About this task:
In your copy of the data below, reproduce every entry exactly and omit the pictures.

*** Opening Information provided ***

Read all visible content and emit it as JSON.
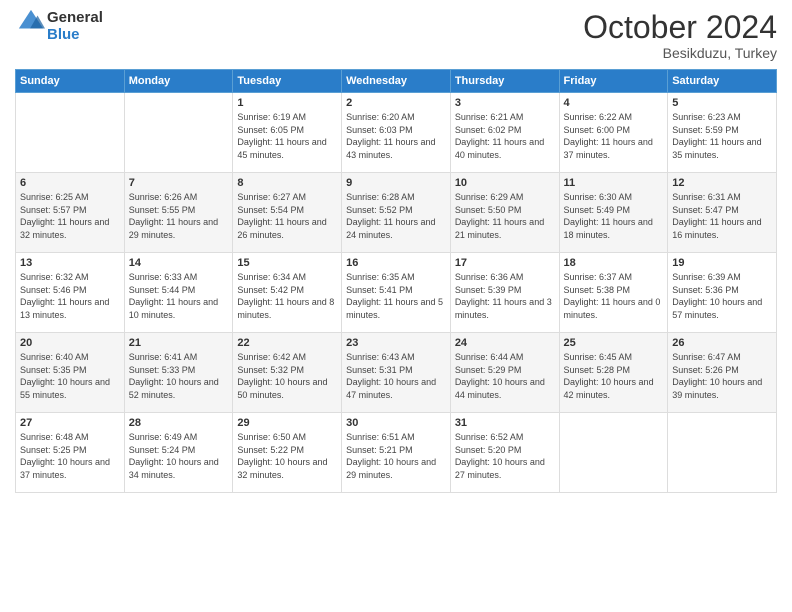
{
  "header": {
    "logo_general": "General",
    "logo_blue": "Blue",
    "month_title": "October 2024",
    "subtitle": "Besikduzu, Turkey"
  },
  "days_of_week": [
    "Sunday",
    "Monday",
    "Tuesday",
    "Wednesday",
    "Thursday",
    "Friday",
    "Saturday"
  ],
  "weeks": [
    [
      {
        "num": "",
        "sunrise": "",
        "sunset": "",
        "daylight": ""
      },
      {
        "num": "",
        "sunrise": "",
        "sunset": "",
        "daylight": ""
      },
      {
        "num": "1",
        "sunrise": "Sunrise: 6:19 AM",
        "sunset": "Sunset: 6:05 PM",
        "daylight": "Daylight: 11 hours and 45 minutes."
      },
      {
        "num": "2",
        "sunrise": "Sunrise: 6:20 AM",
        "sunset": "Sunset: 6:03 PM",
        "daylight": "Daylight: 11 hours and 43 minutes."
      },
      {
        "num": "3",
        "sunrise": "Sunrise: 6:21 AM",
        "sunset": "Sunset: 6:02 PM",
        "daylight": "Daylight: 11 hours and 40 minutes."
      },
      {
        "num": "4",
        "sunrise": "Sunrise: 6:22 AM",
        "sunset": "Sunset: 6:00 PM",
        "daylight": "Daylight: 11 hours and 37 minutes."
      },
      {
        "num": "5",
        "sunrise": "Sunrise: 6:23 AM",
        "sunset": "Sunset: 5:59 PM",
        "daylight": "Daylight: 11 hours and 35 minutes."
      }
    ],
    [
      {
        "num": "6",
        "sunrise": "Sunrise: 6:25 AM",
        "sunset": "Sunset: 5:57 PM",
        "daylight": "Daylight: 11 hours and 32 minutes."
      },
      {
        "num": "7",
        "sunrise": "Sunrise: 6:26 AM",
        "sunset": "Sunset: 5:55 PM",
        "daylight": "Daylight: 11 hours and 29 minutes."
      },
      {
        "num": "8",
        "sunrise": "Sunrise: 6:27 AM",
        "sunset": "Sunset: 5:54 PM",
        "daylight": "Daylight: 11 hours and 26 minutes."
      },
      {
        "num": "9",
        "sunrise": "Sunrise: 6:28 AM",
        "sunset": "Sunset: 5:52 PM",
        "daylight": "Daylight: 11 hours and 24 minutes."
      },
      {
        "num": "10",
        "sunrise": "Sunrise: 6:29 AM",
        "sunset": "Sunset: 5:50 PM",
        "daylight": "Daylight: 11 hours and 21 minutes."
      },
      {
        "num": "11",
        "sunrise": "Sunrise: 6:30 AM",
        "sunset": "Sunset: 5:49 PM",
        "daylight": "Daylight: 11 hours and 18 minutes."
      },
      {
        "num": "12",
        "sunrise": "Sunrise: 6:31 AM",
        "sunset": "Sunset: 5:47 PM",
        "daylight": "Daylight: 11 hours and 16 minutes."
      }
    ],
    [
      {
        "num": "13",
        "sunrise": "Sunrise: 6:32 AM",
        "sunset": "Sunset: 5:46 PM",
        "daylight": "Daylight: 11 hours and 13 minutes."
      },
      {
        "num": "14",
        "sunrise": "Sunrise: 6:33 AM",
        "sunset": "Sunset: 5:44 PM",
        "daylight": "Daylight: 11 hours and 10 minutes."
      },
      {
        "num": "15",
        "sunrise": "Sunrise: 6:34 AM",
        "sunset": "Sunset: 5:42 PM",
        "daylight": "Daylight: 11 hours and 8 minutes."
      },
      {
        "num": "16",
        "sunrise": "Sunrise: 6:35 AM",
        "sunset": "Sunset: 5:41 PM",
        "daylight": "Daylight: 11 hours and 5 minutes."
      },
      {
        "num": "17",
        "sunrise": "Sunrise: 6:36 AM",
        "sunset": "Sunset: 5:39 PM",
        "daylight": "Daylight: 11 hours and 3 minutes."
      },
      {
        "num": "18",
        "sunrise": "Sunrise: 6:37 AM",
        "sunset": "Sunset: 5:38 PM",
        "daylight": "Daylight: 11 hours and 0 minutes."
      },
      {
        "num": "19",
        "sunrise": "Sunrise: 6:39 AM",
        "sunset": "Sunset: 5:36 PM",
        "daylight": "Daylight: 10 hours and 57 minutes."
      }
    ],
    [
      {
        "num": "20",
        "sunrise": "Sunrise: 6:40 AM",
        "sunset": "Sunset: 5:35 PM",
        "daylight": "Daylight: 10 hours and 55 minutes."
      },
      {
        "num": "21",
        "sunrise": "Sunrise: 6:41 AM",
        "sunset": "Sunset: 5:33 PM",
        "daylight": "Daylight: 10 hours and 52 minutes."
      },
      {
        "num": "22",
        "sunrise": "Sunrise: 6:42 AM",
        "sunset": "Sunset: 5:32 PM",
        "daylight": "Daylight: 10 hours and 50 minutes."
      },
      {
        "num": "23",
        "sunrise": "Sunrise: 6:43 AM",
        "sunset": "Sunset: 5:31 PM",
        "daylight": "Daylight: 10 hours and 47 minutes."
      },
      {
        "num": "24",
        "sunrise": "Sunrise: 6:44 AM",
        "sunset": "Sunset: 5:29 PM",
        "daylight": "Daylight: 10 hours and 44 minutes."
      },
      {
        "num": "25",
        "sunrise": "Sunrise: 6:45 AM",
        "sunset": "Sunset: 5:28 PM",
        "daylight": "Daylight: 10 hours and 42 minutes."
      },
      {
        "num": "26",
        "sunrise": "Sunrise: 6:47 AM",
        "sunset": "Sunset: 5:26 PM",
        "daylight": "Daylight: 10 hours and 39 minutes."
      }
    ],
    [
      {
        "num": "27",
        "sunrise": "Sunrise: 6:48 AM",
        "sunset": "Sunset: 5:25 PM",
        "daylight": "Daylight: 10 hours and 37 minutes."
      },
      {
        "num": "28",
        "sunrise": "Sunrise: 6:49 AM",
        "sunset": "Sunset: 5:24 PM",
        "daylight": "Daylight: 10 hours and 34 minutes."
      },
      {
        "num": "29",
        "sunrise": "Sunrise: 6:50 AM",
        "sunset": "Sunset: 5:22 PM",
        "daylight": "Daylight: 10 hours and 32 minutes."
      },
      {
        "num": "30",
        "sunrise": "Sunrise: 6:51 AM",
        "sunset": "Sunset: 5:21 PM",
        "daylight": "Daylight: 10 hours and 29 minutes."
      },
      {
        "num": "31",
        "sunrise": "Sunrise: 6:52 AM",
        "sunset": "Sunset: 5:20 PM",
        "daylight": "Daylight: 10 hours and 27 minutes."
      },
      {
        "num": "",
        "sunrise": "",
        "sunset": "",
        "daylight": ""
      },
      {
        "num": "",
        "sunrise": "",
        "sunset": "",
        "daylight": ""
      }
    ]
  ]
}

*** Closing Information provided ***

Problem solution:
Read all visible content and emit it as JSON.
{
  "header": {
    "logo_general": "General",
    "logo_blue": "Blue",
    "month_title": "October 2024",
    "subtitle": "Besikduzu, Turkey"
  },
  "days_of_week": [
    "Sunday",
    "Monday",
    "Tuesday",
    "Wednesday",
    "Thursday",
    "Friday",
    "Saturday"
  ],
  "weeks": [
    [
      {
        "num": "",
        "sunrise": "",
        "sunset": "",
        "daylight": ""
      },
      {
        "num": "",
        "sunrise": "",
        "sunset": "",
        "daylight": ""
      },
      {
        "num": "1",
        "sunrise": "Sunrise: 6:19 AM",
        "sunset": "Sunset: 6:05 PM",
        "daylight": "Daylight: 11 hours and 45 minutes."
      },
      {
        "num": "2",
        "sunrise": "Sunrise: 6:20 AM",
        "sunset": "Sunset: 6:03 PM",
        "daylight": "Daylight: 11 hours and 43 minutes."
      },
      {
        "num": "3",
        "sunrise": "Sunrise: 6:21 AM",
        "sunset": "Sunset: 6:02 PM",
        "daylight": "Daylight: 11 hours and 40 minutes."
      },
      {
        "num": "4",
        "sunrise": "Sunrise: 6:22 AM",
        "sunset": "Sunset: 6:00 PM",
        "daylight": "Daylight: 11 hours and 37 minutes."
      },
      {
        "num": "5",
        "sunrise": "Sunrise: 6:23 AM",
        "sunset": "Sunset: 5:59 PM",
        "daylight": "Daylight: 11 hours and 35 minutes."
      }
    ],
    [
      {
        "num": "6",
        "sunrise": "Sunrise: 6:25 AM",
        "sunset": "Sunset: 5:57 PM",
        "daylight": "Daylight: 11 hours and 32 minutes."
      },
      {
        "num": "7",
        "sunrise": "Sunrise: 6:26 AM",
        "sunset": "Sunset: 5:55 PM",
        "daylight": "Daylight: 11 hours and 29 minutes."
      },
      {
        "num": "8",
        "sunrise": "Sunrise: 6:27 AM",
        "sunset": "Sunset: 5:54 PM",
        "daylight": "Daylight: 11 hours and 26 minutes."
      },
      {
        "num": "9",
        "sunrise": "Sunrise: 6:28 AM",
        "sunset": "Sunset: 5:52 PM",
        "daylight": "Daylight: 11 hours and 24 minutes."
      },
      {
        "num": "10",
        "sunrise": "Sunrise: 6:29 AM",
        "sunset": "Sunset: 5:50 PM",
        "daylight": "Daylight: 11 hours and 21 minutes."
      },
      {
        "num": "11",
        "sunrise": "Sunrise: 6:30 AM",
        "sunset": "Sunset: 5:49 PM",
        "daylight": "Daylight: 11 hours and 18 minutes."
      },
      {
        "num": "12",
        "sunrise": "Sunrise: 6:31 AM",
        "sunset": "Sunset: 5:47 PM",
        "daylight": "Daylight: 11 hours and 16 minutes."
      }
    ],
    [
      {
        "num": "13",
        "sunrise": "Sunrise: 6:32 AM",
        "sunset": "Sunset: 5:46 PM",
        "daylight": "Daylight: 11 hours and 13 minutes."
      },
      {
        "num": "14",
        "sunrise": "Sunrise: 6:33 AM",
        "sunset": "Sunset: 5:44 PM",
        "daylight": "Daylight: 11 hours and 10 minutes."
      },
      {
        "num": "15",
        "sunrise": "Sunrise: 6:34 AM",
        "sunset": "Sunset: 5:42 PM",
        "daylight": "Daylight: 11 hours and 8 minutes."
      },
      {
        "num": "16",
        "sunrise": "Sunrise: 6:35 AM",
        "sunset": "Sunset: 5:41 PM",
        "daylight": "Daylight: 11 hours and 5 minutes."
      },
      {
        "num": "17",
        "sunrise": "Sunrise: 6:36 AM",
        "sunset": "Sunset: 5:39 PM",
        "daylight": "Daylight: 11 hours and 3 minutes."
      },
      {
        "num": "18",
        "sunrise": "Sunrise: 6:37 AM",
        "sunset": "Sunset: 5:38 PM",
        "daylight": "Daylight: 11 hours and 0 minutes."
      },
      {
        "num": "19",
        "sunrise": "Sunrise: 6:39 AM",
        "sunset": "Sunset: 5:36 PM",
        "daylight": "Daylight: 10 hours and 57 minutes."
      }
    ],
    [
      {
        "num": "20",
        "sunrise": "Sunrise: 6:40 AM",
        "sunset": "Sunset: 5:35 PM",
        "daylight": "Daylight: 10 hours and 55 minutes."
      },
      {
        "num": "21",
        "sunrise": "Sunrise: 6:41 AM",
        "sunset": "Sunset: 5:33 PM",
        "daylight": "Daylight: 10 hours and 52 minutes."
      },
      {
        "num": "22",
        "sunrise": "Sunrise: 6:42 AM",
        "sunset": "Sunset: 5:32 PM",
        "daylight": "Daylight: 10 hours and 50 minutes."
      },
      {
        "num": "23",
        "sunrise": "Sunrise: 6:43 AM",
        "sunset": "Sunset: 5:31 PM",
        "daylight": "Daylight: 10 hours and 47 minutes."
      },
      {
        "num": "24",
        "sunrise": "Sunrise: 6:44 AM",
        "sunset": "Sunset: 5:29 PM",
        "daylight": "Daylight: 10 hours and 44 minutes."
      },
      {
        "num": "25",
        "sunrise": "Sunrise: 6:45 AM",
        "sunset": "Sunset: 5:28 PM",
        "daylight": "Daylight: 10 hours and 42 minutes."
      },
      {
        "num": "26",
        "sunrise": "Sunrise: 6:47 AM",
        "sunset": "Sunset: 5:26 PM",
        "daylight": "Daylight: 10 hours and 39 minutes."
      }
    ],
    [
      {
        "num": "27",
        "sunrise": "Sunrise: 6:48 AM",
        "sunset": "Sunset: 5:25 PM",
        "daylight": "Daylight: 10 hours and 37 minutes."
      },
      {
        "num": "28",
        "sunrise": "Sunrise: 6:49 AM",
        "sunset": "Sunset: 5:24 PM",
        "daylight": "Daylight: 10 hours and 34 minutes."
      },
      {
        "num": "29",
        "sunrise": "Sunrise: 6:50 AM",
        "sunset": "Sunset: 5:22 PM",
        "daylight": "Daylight: 10 hours and 32 minutes."
      },
      {
        "num": "30",
        "sunrise": "Sunrise: 6:51 AM",
        "sunset": "Sunset: 5:21 PM",
        "daylight": "Daylight: 10 hours and 29 minutes."
      },
      {
        "num": "31",
        "sunrise": "Sunrise: 6:52 AM",
        "sunset": "Sunset: 5:20 PM",
        "daylight": "Daylight: 10 hours and 27 minutes."
      },
      {
        "num": "",
        "sunrise": "",
        "sunset": "",
        "daylight": ""
      },
      {
        "num": "",
        "sunrise": "",
        "sunset": "",
        "daylight": ""
      }
    ]
  ]
}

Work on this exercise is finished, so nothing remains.